* Assignment: Search the records below for the word "다운로드". Pull out each line that has it.

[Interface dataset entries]
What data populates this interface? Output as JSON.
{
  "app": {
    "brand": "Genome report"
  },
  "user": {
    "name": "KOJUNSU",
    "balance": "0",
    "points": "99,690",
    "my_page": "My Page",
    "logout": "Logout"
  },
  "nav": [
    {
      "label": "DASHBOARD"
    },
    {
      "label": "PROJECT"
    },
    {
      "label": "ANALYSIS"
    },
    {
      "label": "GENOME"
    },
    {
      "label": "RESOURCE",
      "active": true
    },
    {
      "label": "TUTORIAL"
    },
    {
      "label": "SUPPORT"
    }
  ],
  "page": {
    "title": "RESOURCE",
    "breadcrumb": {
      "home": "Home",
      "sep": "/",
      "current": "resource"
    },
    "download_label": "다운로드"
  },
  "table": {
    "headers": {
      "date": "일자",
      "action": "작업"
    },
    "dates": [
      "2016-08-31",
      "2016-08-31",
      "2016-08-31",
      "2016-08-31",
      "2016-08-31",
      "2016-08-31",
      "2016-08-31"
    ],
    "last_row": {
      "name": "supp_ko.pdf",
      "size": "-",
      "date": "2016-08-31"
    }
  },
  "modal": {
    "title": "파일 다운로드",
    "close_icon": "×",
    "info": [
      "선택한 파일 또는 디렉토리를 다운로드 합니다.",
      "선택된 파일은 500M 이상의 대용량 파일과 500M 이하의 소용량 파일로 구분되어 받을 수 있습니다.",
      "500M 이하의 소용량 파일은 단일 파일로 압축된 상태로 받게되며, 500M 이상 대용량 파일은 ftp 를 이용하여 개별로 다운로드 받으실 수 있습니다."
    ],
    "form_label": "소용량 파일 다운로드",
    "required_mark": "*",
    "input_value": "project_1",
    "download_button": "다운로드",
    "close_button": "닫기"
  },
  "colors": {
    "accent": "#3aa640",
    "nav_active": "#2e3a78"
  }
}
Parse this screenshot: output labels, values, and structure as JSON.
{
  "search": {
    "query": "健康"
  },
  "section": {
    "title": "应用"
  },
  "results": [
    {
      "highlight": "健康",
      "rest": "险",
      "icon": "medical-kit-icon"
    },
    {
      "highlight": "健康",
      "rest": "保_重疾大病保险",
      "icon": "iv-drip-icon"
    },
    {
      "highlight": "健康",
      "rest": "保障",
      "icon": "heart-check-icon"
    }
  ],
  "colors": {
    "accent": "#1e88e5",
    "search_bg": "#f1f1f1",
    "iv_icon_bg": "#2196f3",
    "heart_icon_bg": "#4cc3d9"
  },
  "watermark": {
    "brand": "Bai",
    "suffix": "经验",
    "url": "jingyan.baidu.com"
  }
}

* Reply to the exercise:
    "download_label": "다운로드"
    "title": "파일 다운로드",
      "선택한 파일 또는 디렉토리를 다운로드 합니다.",
      "500M 이하의 소용량 파일은 단일 파일로 압축된 상태로 받게되며, 500M 이상 대용량 파일은 ftp 를 이용하여 개별로 다운로드 받으실 수 있습니다."
    "form_label": "소용량 파일 다운로드",
    "download_button": "다운로드",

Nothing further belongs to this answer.